*WHAT THE TASK ASKS*. Report each line of the data that has "active" somewhere in it.

Data records for software interfaces
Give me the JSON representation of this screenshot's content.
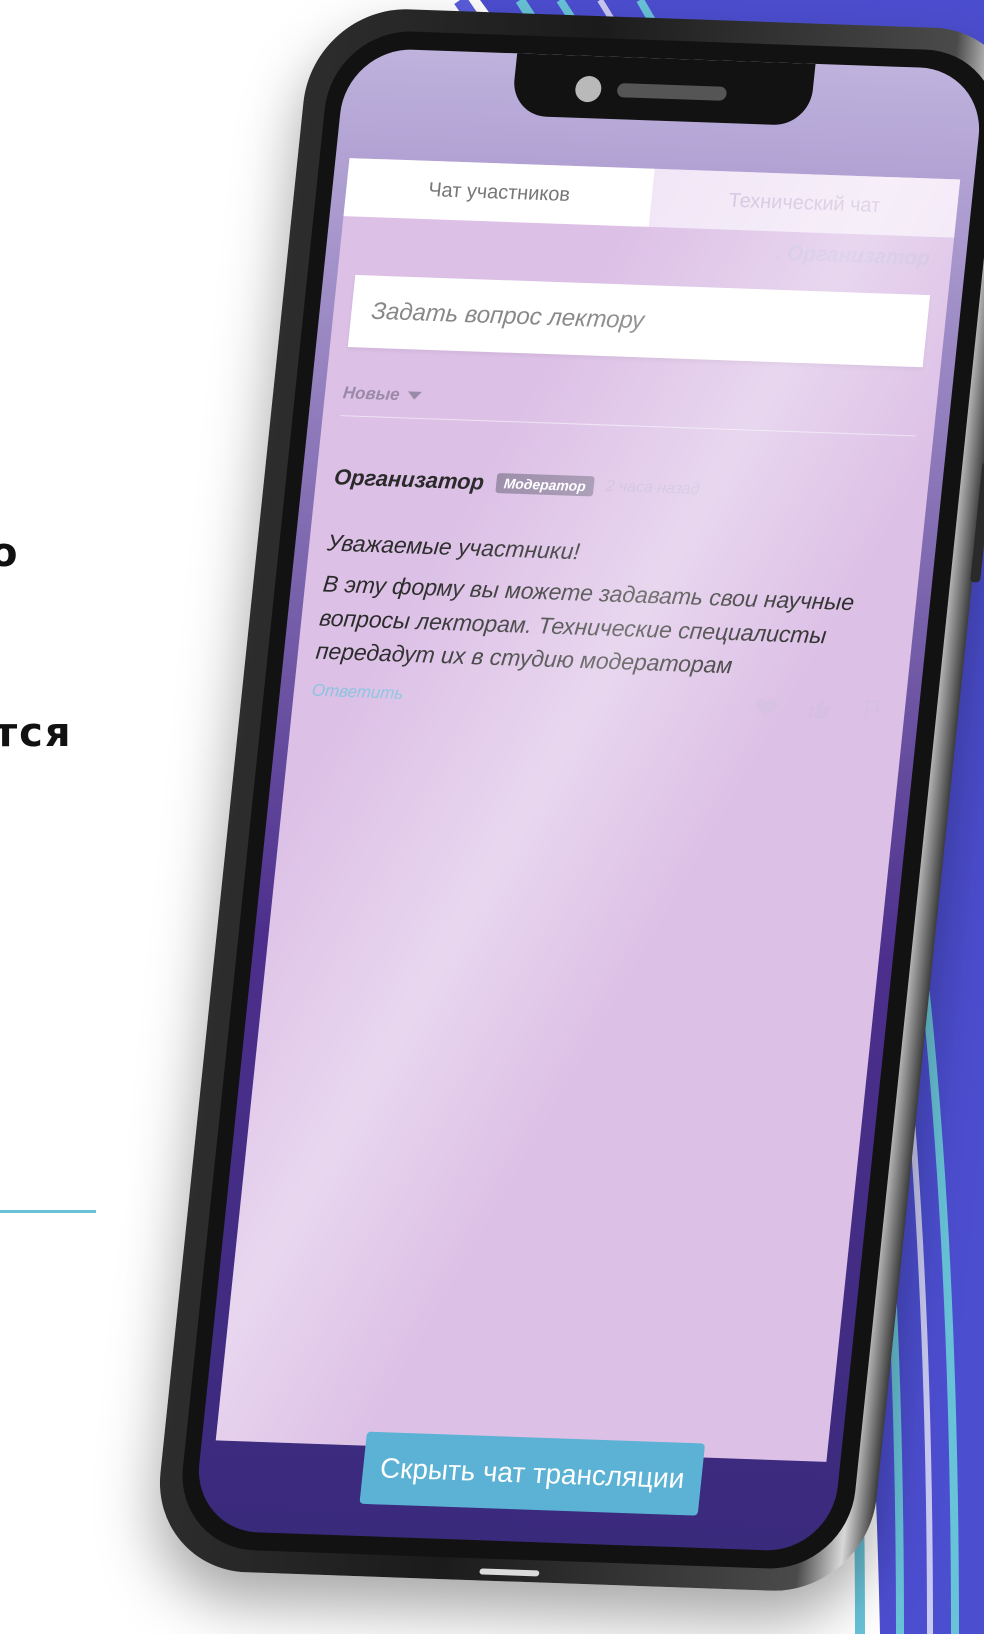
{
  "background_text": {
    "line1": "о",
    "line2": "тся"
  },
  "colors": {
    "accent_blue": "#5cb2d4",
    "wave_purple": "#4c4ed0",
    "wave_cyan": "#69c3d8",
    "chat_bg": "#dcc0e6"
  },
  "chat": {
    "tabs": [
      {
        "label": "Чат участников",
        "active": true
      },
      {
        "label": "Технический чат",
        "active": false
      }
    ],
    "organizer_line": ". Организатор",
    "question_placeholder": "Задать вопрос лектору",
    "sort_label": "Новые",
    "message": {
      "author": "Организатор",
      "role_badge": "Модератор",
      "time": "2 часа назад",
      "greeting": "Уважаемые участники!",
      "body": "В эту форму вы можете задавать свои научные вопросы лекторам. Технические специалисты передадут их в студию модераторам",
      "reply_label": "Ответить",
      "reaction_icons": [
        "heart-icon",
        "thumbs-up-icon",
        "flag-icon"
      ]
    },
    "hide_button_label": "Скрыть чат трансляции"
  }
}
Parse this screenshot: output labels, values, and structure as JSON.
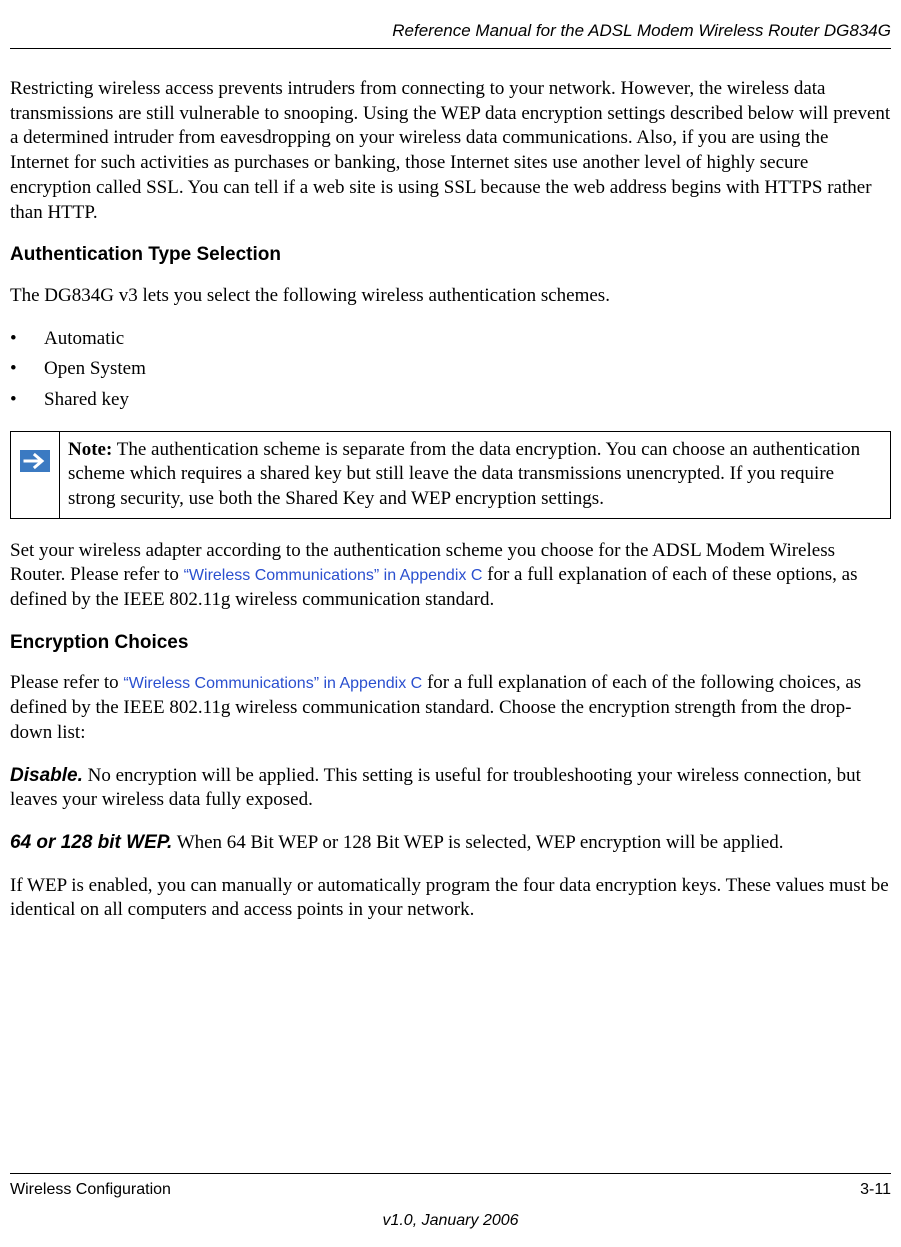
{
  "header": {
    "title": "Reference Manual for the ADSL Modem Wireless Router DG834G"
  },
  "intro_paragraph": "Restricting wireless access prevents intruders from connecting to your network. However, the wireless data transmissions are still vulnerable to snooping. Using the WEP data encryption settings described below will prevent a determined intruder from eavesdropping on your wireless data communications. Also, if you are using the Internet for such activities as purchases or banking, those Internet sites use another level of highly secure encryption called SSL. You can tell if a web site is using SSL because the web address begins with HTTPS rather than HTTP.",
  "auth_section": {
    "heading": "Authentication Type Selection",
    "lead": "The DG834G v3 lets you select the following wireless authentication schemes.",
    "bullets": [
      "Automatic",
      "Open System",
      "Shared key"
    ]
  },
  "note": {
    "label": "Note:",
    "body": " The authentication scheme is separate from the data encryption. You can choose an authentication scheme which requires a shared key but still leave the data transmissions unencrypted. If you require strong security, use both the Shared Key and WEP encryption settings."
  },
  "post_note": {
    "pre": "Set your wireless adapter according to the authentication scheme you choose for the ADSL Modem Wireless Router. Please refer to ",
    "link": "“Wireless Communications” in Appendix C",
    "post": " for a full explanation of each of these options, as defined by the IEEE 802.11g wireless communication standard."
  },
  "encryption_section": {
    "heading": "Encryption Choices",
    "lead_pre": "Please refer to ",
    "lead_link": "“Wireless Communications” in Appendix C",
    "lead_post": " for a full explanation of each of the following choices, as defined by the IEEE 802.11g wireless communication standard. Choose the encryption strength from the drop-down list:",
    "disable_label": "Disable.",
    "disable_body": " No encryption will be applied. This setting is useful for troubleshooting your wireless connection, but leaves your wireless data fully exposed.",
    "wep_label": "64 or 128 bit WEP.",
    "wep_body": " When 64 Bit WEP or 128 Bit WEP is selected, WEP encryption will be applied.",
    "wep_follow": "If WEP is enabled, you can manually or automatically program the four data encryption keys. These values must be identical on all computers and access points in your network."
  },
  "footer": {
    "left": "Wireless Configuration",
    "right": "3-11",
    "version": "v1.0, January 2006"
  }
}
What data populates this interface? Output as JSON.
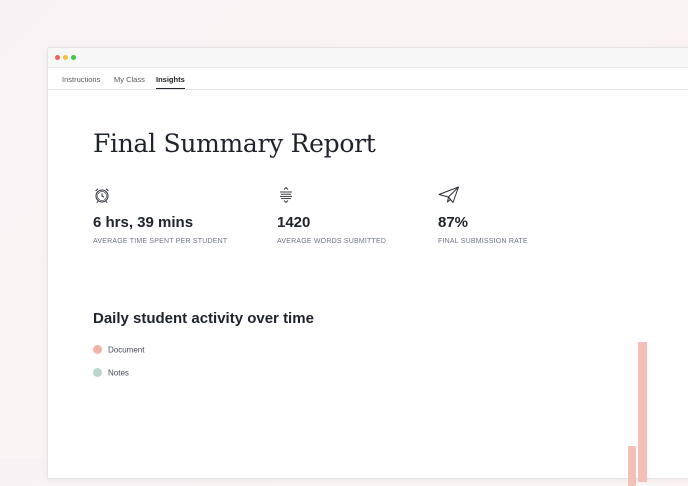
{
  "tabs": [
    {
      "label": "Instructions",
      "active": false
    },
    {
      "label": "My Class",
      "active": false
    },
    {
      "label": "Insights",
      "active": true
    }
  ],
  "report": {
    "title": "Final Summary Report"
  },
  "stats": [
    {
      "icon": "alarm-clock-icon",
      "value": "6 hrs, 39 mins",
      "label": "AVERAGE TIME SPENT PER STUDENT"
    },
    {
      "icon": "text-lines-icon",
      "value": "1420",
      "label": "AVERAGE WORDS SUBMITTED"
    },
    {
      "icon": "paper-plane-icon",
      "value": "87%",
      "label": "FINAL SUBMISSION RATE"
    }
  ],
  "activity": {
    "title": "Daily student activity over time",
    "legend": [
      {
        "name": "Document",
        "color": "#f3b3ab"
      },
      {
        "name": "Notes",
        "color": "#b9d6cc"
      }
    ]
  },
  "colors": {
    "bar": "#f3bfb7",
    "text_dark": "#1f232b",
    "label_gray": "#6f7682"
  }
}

*RESPONSE AREA*.
        "active": true
        "active": false
      "active": false
      "active": false
      "active": true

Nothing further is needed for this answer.